Firstly, we delve into De Decker’s philosophy and why he believes that we need to pay much more attention to low technology. He does not discount the difficulties that he has faced living low tech but holds strong that this is a process that we all may have to evolve through.
“I don’t want to go back to the 19th century…It’s more about what can you learn from the past, and putting new technologies to good use.”
As a journalist, De Decker runs Low-Tech Magazine – its subheading reads “doubts on progress and technology”. He tells us about how he deals with the irony of writing about low-tech on the internet and the way that the website has been optimised to use as little energy as possible to run. Taking it one step further, we discuss his solar-powered website and how he believes the principles applied there could be adapted at large.
Powered by people
De Decker may not envision a future of completely human-produced power. But he explains how his art project, Human Power Plant, can encourage people to recognise the true value of the energy they use.
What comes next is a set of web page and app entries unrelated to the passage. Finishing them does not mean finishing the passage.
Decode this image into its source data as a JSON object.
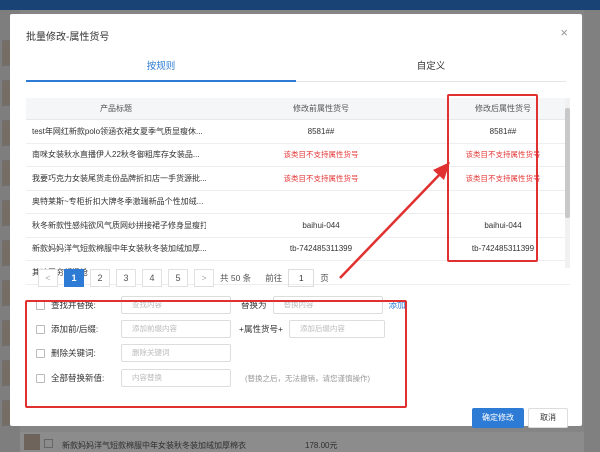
{
  "dialog": {
    "title": "批量修改-属性货号",
    "close": "×"
  },
  "tabs": [
    {
      "label": "按规则",
      "active": true
    },
    {
      "label": "自定义",
      "active": false
    }
  ],
  "table": {
    "headers": [
      "产品标题",
      "修改前属性货号",
      "修改后属性货号"
    ],
    "rows": [
      {
        "title": "test年网红新款polo领涵衣裙女夏季气质显瘦休...",
        "before": "8581##",
        "after": "8581##",
        "warn": false
      },
      {
        "title": "南咪女装秋水直播伊人22秋冬御粗库存女装品...",
        "before": "该类目不支持属性货号",
        "after": "该类目不支持属性货号",
        "warn": true
      },
      {
        "title": "我要巧克力女装尾货走份品牌折扣店一手货源批...",
        "before": "该类目不支持属性货号",
        "after": "该类目不支持属性货号",
        "warn": true
      },
      {
        "title": "奥特莱斯~专柜折扣大牌冬季激瑞新品个性加绒...",
        "before": "",
        "after": "",
        "warn": false
      },
      {
        "title": "秋冬新款性感纯欲风气质网纱拼接裙子修身显瘦打...",
        "before": "baihui-044",
        "after": "baihui-044",
        "warn": false
      },
      {
        "title": "新款妈妈洋气短款棉服中年女装秋冬装加绒加厚...",
        "before": "tb-742485311399",
        "after": "tb-742485311399",
        "warn": false
      },
      {
        "title": "其味无穷额温枪",
        "before": "",
        "after": "",
        "warn": false
      }
    ]
  },
  "pager": {
    "prev": "<",
    "pages": [
      "1",
      "2",
      "3",
      "4",
      "5"
    ],
    "next": ">",
    "total": "共 50 条",
    "goto_label": "前往",
    "goto_value": "1",
    "page_unit": "页"
  },
  "rules": {
    "find_replace": {
      "label": "查找并替换:",
      "find_placeholder": "查找内容",
      "replace_label": "替换为",
      "replace_placeholder": "替换内容",
      "add": "添加"
    },
    "prefix_suffix": {
      "label": "添加前/后缀:",
      "prefix_placeholder": "添加前缀内容",
      "middle": "+属性货号+",
      "suffix_placeholder": "添加后缀内容"
    },
    "delete_keyword": {
      "label": "删除关键词:",
      "placeholder": "删除关键词"
    },
    "replace_all": {
      "label": "全部替换新值:",
      "placeholder": "内容替换",
      "hint": "(替换之后，无法撤销，请您谨慎操作)"
    }
  },
  "buttons": {
    "confirm": "确定修改",
    "cancel": "取消"
  },
  "background": {
    "bottom_text": "新款妈妈洋气短款棉服中年女装秋冬装加绒加厚棉衣",
    "bottom_price": "178.00元"
  },
  "colors": {
    "accent": "#2d7bd4",
    "annotation": "#e03030",
    "warning": "#e53b3b"
  }
}
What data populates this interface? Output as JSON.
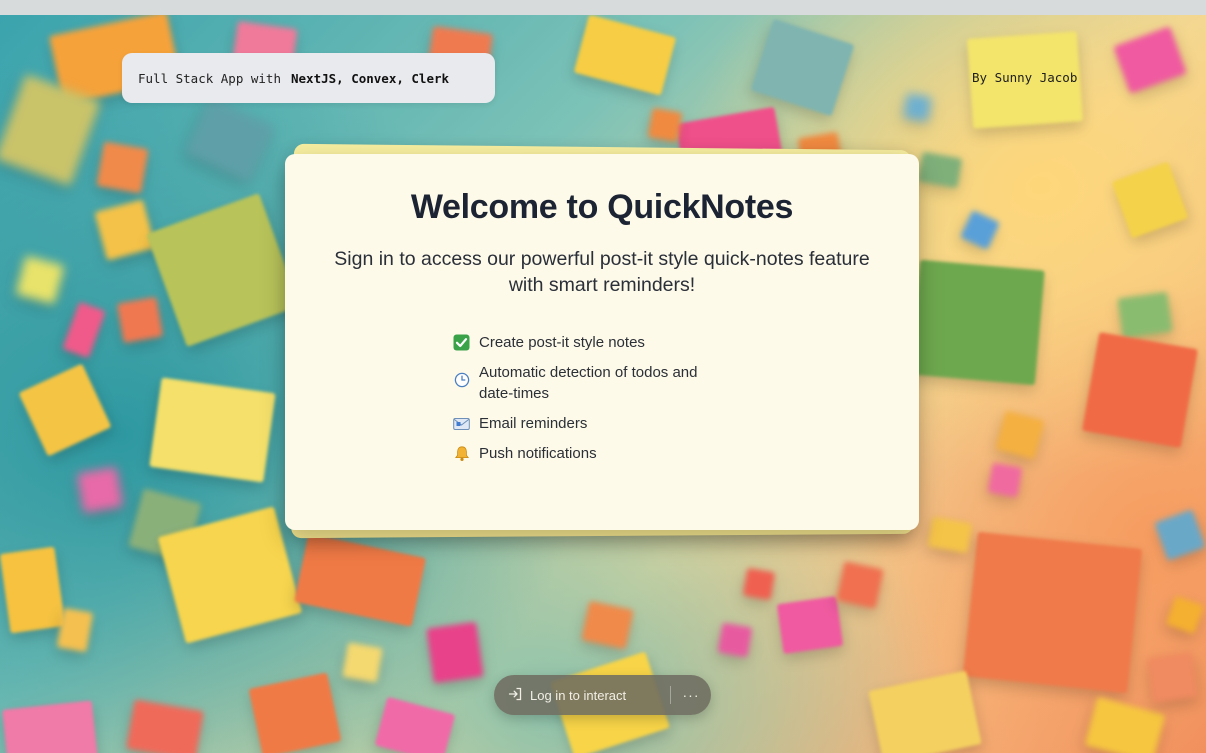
{
  "header": {
    "chip_prefix": "Full Stack App with",
    "chip_stack": "NextJS, Convex, Clerk",
    "byline": "By Sunny Jacob"
  },
  "card": {
    "title": "Welcome to QuickNotes",
    "subtitle": "Sign in to access our powerful post-it style quick-notes feature with smart reminders!",
    "features": [
      {
        "icon": "check-mark-icon",
        "text": "Create post-it style notes"
      },
      {
        "icon": "clock-icon",
        "text": "Automatic detection of todos and date-times"
      },
      {
        "icon": "envelope-icon",
        "text": "Email reminders"
      },
      {
        "icon": "bell-icon",
        "text": "Push notifications"
      }
    ]
  },
  "footer": {
    "login_label": "Log in to interact",
    "more_label": "···"
  },
  "colors": {
    "card_bg": "#fdfaea",
    "title": "#1c2433",
    "check": "#3aa34a",
    "bell": "#f2b233"
  }
}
Through this very literal experiment of a self-regulating and energy-producing community, he hopes that we can learn to moderate energy consumption according to true need rather than accessibility.
“When you have to generate your own power, you’re gonna think twice about the amount of power you need…We don’t ask ourselves this question now because energy is so cheap and it seems like it’s infinite.”
Finally, we discuss how digital devices are ingrained into our everyday lives. The conversation of how much is too much screen time is not a new one.
However, we consider the way that many physical activities such as making music and drawing have been adapted digitally. How satisfying is this “progress”? What are we losing with it? And ultimately, where might we backtrack from this high tech progress so we can survive on Earth? How can we integrate the new with the tried-and-tested?
[Images courtesy of Kris De Decker and Diego Marmolejo]